Bloomberg writes that the factory will produce various types of devices, from low-end models under a hundred dollars to the Galaxy S9 smartphones. Local sources report that the production capacity of the Samsung plant has so far been about 67 million units per year, almost doubling capacity through the expansion. The factory will be opened on Monday by Indian Prime Minister Narendra Modi and South Korean President Moon Jae-in.
The financial news agency cites figures that there are about 425 million smartphone users out of India’s 1.3 billion inhabitants. Samsung would like to meet the growing demand for devices with the new factory. In India, for example, there would be mainly interest in smartphones under $250 and less in more expensive copies.
Chinese manufacturer Xiaomi, which announced in April it plans to open three factories in India, took over Samsung’s top spot in smartphone sales in the country this year, according to Bloomberg.
The Indian government has been keen to bring smartphone production to India for years as part of its ambitious Make in India program. However, in October last year, Reuters reported that many manufacturers are switching to assembling the phones only in the country, based on imported parts, because of the tax on imported phones. The lack of trained personnel would be an obstacle for manufacturers, the press service wrote at the time.

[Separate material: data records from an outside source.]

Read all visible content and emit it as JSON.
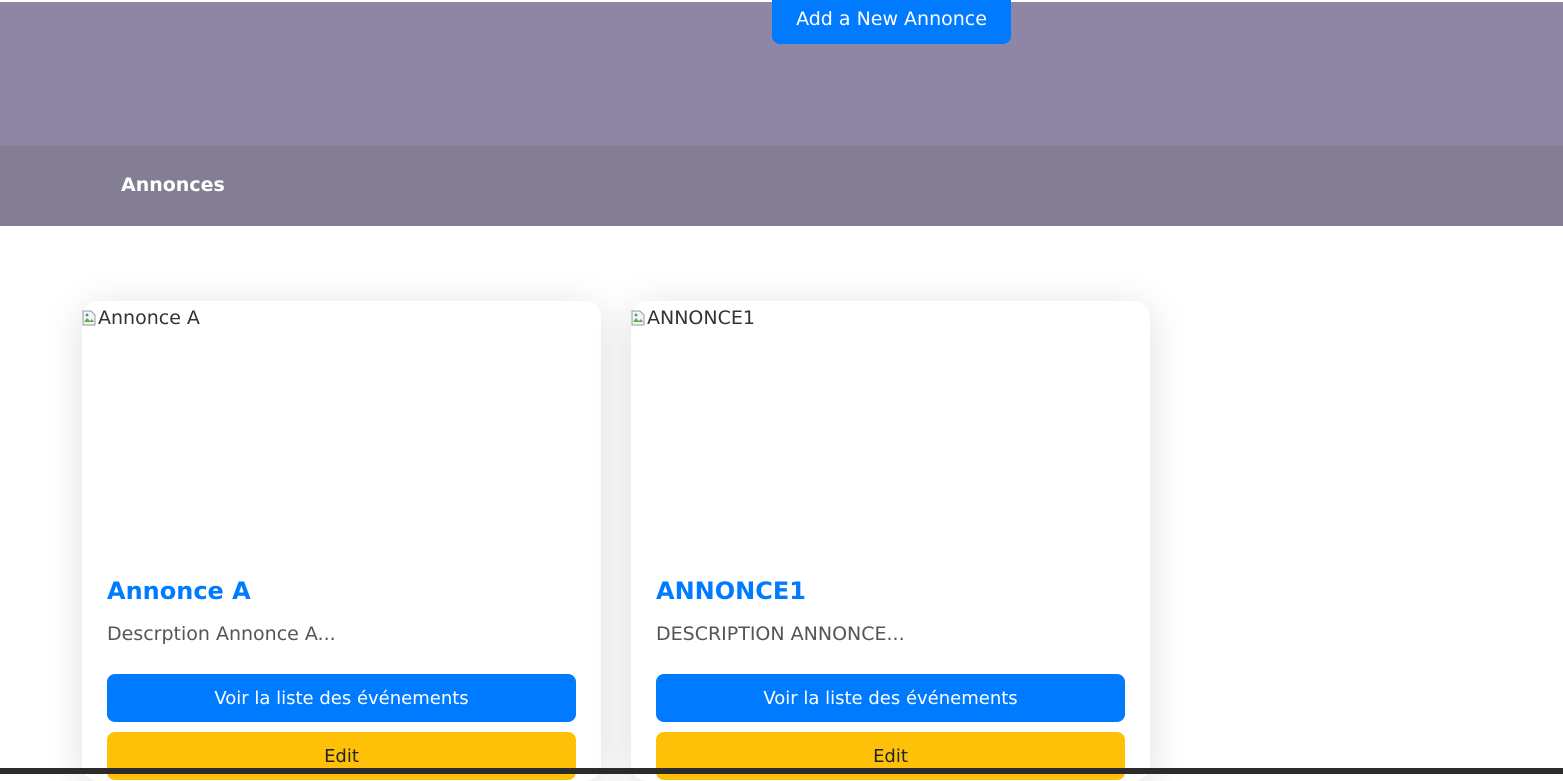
{
  "header": {
    "add_button_label": "Add a New Annonce",
    "section_title": "Annonces"
  },
  "cards": [
    {
      "image_alt": "Annonce A",
      "title": "Annonce A",
      "description": "Descrption Annonce A...",
      "list_button_label": "Voir la liste des événements",
      "edit_button_label": "Edit"
    },
    {
      "image_alt": "ANNONCE1",
      "title": "ANNONCE1",
      "description": "DESCRIPTION ANNONCE...",
      "list_button_label": "Voir la liste des événements",
      "edit_button_label": "Edit"
    }
  ],
  "icons": {
    "broken_image": "broken-image-icon"
  },
  "colors": {
    "hero": "#8e86a4",
    "subbar": "#847e95",
    "primary": "#007bff",
    "warning": "#ffc107"
  }
}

In 2015, Business Korea reported that Samsung makes its devices in Vietnam, China, India, Brazil, Indonesia and South Korea and wanted to reduce its production in China due to rising labor costs in that country. At the time, Samsung could make up to 150 million smartphones in China and 240 million in Vietnam. It is not known what major shifts in production have occurred since then.